What immediately hooked me was the amount of drama that got packed into the short 30 minute episodes. Now I know, in reality F1 could be viewed as somewhat dull, but when condensed into these little snippets of action, accompanied by off the track interviews and personal battles which become uncovered as the documentary develops were outstandingly eye catching. Whether it was Daniel Ricciardo switching from Red Bull to Renault, or the saddening tale of F2 driver Anthoine Hubert suffering from a fatal crash, my and my mates were laughing, shouting, and at times emotional throughout.

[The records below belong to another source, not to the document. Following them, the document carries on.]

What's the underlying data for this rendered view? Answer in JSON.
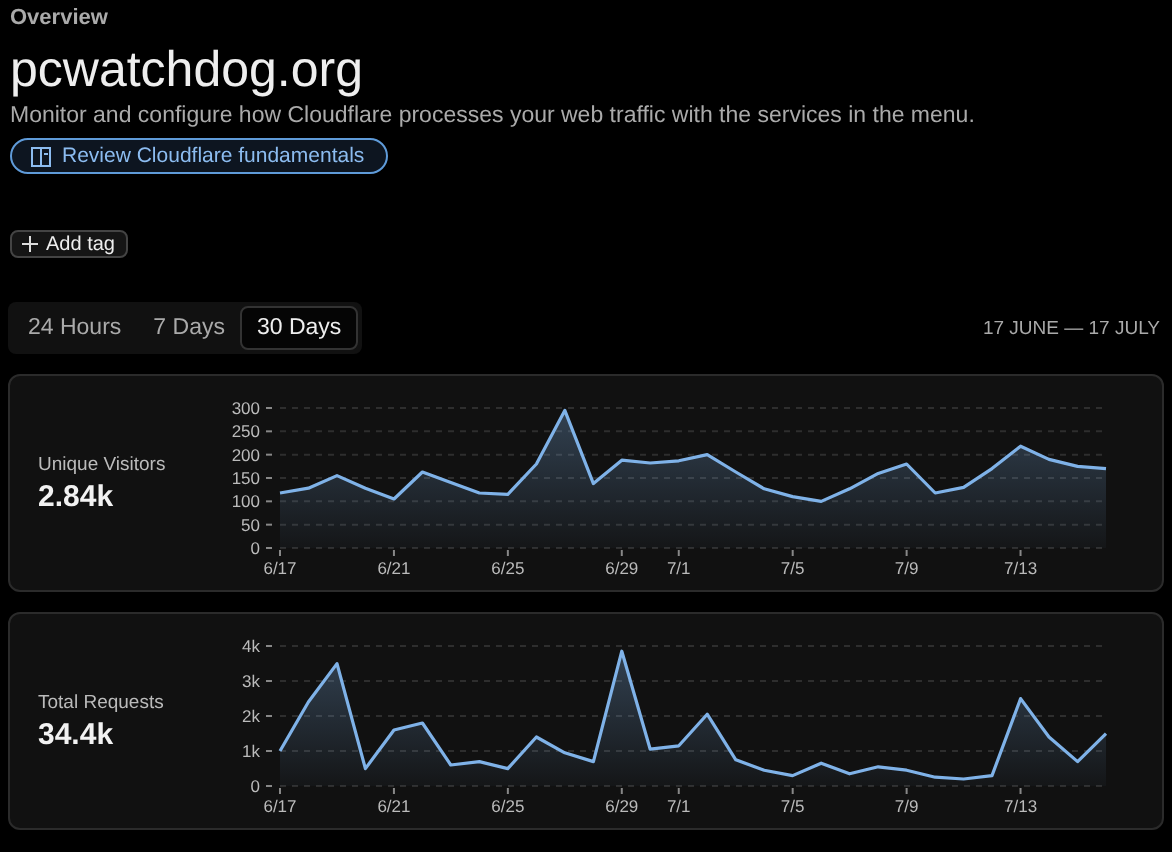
{
  "breadcrumb": "Overview",
  "title": "pcwatchdog.org",
  "description": "Monitor and configure how Cloudflare processes your web traffic with the services in the menu.",
  "fundamentals_button": "Review Cloudflare fundamentals",
  "add_tag_button": "Add tag",
  "tabs": [
    {
      "label": "24 Hours",
      "selected": false
    },
    {
      "label": "7 Days",
      "selected": false
    },
    {
      "label": "30 Days",
      "selected": true
    }
  ],
  "date_range": "17 JUNE — 17 JULY",
  "cards": [
    {
      "label": "Unique Visitors",
      "value": "2.84k",
      "chart_data": {
        "type": "area",
        "grid": true,
        "ylim": [
          0,
          300
        ],
        "categories": [
          "6/17",
          null,
          null,
          null,
          "6/21",
          null,
          null,
          null,
          "6/25",
          null,
          null,
          null,
          "6/29",
          null,
          "7/1",
          null,
          null,
          null,
          "7/5",
          null,
          null,
          null,
          "7/9",
          null,
          null,
          null,
          "7/13",
          null,
          null,
          null
        ],
        "yticks": [
          0,
          50,
          100,
          150,
          200,
          250,
          300
        ],
        "values": [
          118,
          128,
          155,
          128,
          105,
          163,
          140,
          118,
          115,
          180,
          295,
          138,
          188,
          182,
          187,
          200,
          163,
          127,
          110,
          100,
          127,
          160,
          180,
          118,
          130,
          170,
          218,
          190,
          175,
          170
        ]
      }
    },
    {
      "label": "Total Requests",
      "value": "34.4k",
      "chart_data": {
        "type": "area",
        "grid": true,
        "ylim": [
          0,
          4000
        ],
        "categories": [
          "6/17",
          null,
          null,
          null,
          "6/21",
          null,
          null,
          null,
          "6/25",
          null,
          null,
          null,
          "6/29",
          null,
          "7/1",
          null,
          null,
          null,
          "7/5",
          null,
          null,
          null,
          "7/9",
          null,
          null,
          null,
          "7/13",
          null,
          null,
          null
        ],
        "yticks": [
          0,
          {
            "value": 1000,
            "label": "1k"
          },
          {
            "value": 2000,
            "label": "2k"
          },
          {
            "value": 3000,
            "label": "3k"
          },
          {
            "value": 4000,
            "label": "4k"
          }
        ],
        "values": [
          1000,
          2400,
          3500,
          500,
          1600,
          1800,
          600,
          700,
          500,
          1400,
          950,
          700,
          3850,
          1050,
          1150,
          2050,
          750,
          450,
          300,
          650,
          350,
          550,
          450,
          250,
          200,
          300,
          2500,
          1400,
          700,
          1500
        ]
      }
    }
  ]
}
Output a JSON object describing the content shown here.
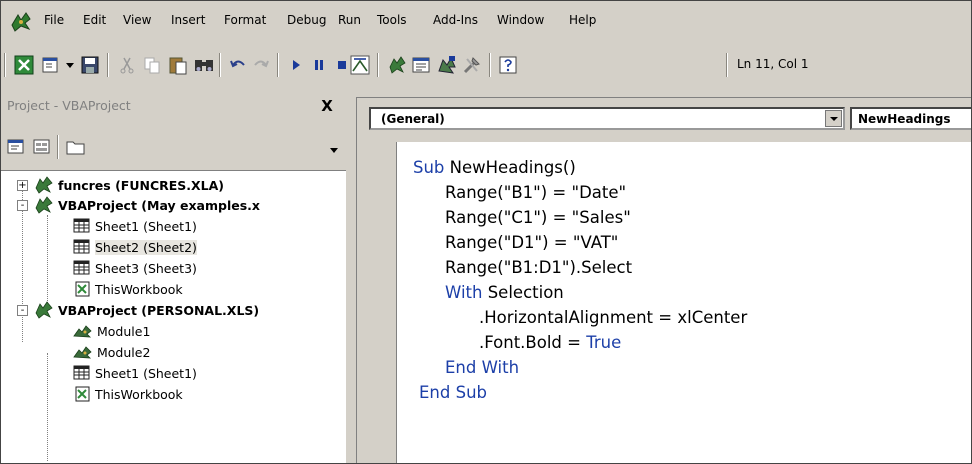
{
  "menu": {
    "items": [
      "File",
      "Edit",
      "View",
      "Insert",
      "Format",
      "Debug",
      "Run",
      "Tools",
      "Add-Ins",
      "Window",
      "Help"
    ]
  },
  "toolbar": {
    "cursor_position": "Ln 11, Col 1"
  },
  "project": {
    "title": "Project - VBAProject",
    "close_label": "X",
    "tree": [
      {
        "label": "funcres (FUNCRES.XLA)",
        "bold": true,
        "expander": "+"
      },
      {
        "label": "VBAProject (May examples.x",
        "bold": true,
        "expander": "-"
      },
      {
        "label": "Sheet1 (Sheet1)"
      },
      {
        "label": "Sheet2 (Sheet2)",
        "selected": true
      },
      {
        "label": "Sheet3 (Sheet3)"
      },
      {
        "label": "ThisWorkbook"
      },
      {
        "label": "VBAProject (PERSONAL.XLS)",
        "bold": true,
        "expander": "-"
      },
      {
        "label": "Module1"
      },
      {
        "label": "Module2"
      },
      {
        "label": "Sheet1 (Sheet1)"
      },
      {
        "label": "ThisWorkbook"
      }
    ]
  },
  "code": {
    "object_dropdown": "(General)",
    "procedure_dropdown": "NewHeadings",
    "lines": {
      "l1_kw": "Sub",
      "l1_rest": " NewHeadings()",
      "l2": "Range(\"B1\") = \"Date\"",
      "l3": "Range(\"C1\") = \"Sales\"",
      "l4": "Range(\"D1\") = \"VAT\"",
      "l5": "Range(\"B1:D1\").Select",
      "l6_kw": "With",
      "l6_rest": " Selection",
      "l7": ".HorizontalAlignment = xlCenter",
      "l8_a": ".Font.Bold = ",
      "l8_kw": "True",
      "l9_kw": "End With",
      "l10_kw": "End Sub"
    }
  },
  "colors": {
    "keyword": "#1c3fa8",
    "chrome": "#d4d0c8"
  }
}
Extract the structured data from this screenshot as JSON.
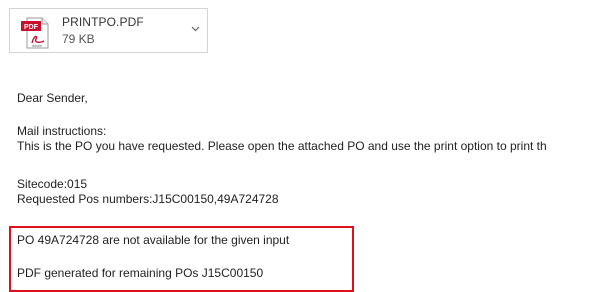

It begs the question: What role does TV have in our appreciation of sport? We’re not immune to the presence of shows such as ‘All or Nothing: Man City’, or ‘Sunderland till I die’, but these shows are often only chosen by fans of that sport. In the one opportunity I took to have a gander at F1, a sport perhaps notoriously mentioned for it’s length and dullness, I was instantly sucked in to it’s aura. It’s not only 20 people driving around a track. It’s nudges, crashes, trash-talking, communication with a mentor, pit stops which sometimes go a little pear shaped.
If you told me I’d been screaming at a pit crew for taking 30 seconds to change someone's tyres, as opposed to the conventional 2, then I’d say you were mad!
So I guess the moral of this short article is to try something new. There’s a wide variety of sports shows on both Netflix and Amazon which offer the chance to harness new fans for their chosen sport, in a concise and dramatised manner.
Who knows. Maybe one day, when they release an ‘All or die’ Cricket special, I may finally be hooked!